About Markus

Markus Hartel is a (street) photographer, graphic designer and educator living and working in New York City.
You can purchase prints, or book a one-on-one street photography workshop directly on this site.

12 Responses to “Non-destructive Photoshop dodge/burn”

  1. Ju. says:

    Beautiful tutorial ! Congratulation ! I use this all the time, thanks 😉

  2. mayra Covarrubias says:

    I really love your work!

  3. protten says:

    Cool. Thanks for that. I always used a dublicated layer of the bg.

  4. Daniel says:

    An excellent tutorial indeed. Straight and to the point. Very helpful! I was just looking for that.

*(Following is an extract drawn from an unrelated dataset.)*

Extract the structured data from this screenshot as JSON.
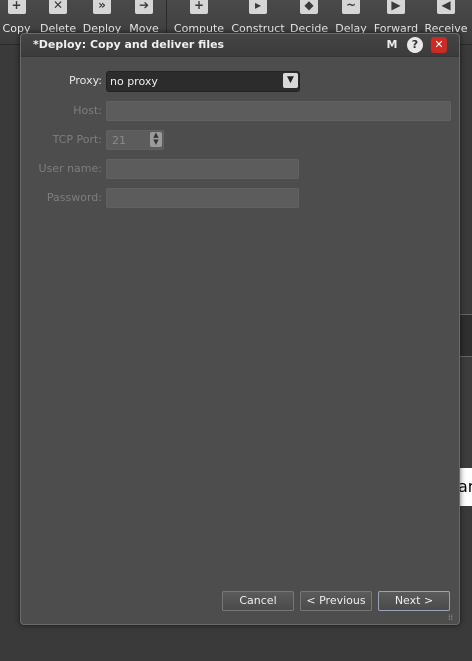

  5. cristiano007 says:

    I was looking for a simple and effective explanation of the famous 50% gray layer D&B, for people who already know it’s so easy than don’t explain anything. But with this wonderful tutorial now I understand the idea and I’m ready to start using it. Big thanks.

  6. Myles says:

    One problem with the 50% gray layer D&B is that you lose the “range” ability that the regular dodge and burn tool allows. You no longer can burn just midtones or dodge shadows etc.
    That’s why for many situations working on a duplicate layer is necessary. Other times the overlay layer is just fine though.

  7. ummmm… you can adjust the opacity of your tool to achieve subtle effects.

  8. Irene S says:

    @Myles – actually you still can use the Highlights/Midtones/Shadows option – just look at the screenshot shown and you will see on the Options Bar that this is available as stated in the tutorial.

  9. TheOneDing says:

    Toight! No more a billion times 🙂

    • TheOneDing says:

      that was supposed to read no more command option z a billion times, but looks like the blog stripped the greater than and less than symbols.

  10. Greenslade Creations says:

    Very useful little tute thanks. I used selections on segments of a house diagram. It means I can have my paint colour under the burn. Then if I need to change the paint colour, the burn doesn’t have to be redone.

  11. Jenifer Jeny says:

    Well creation dude. Loving creative work as you present here. Plenty awesome and stunning looking, like most this types of presentation admittedly. 🙂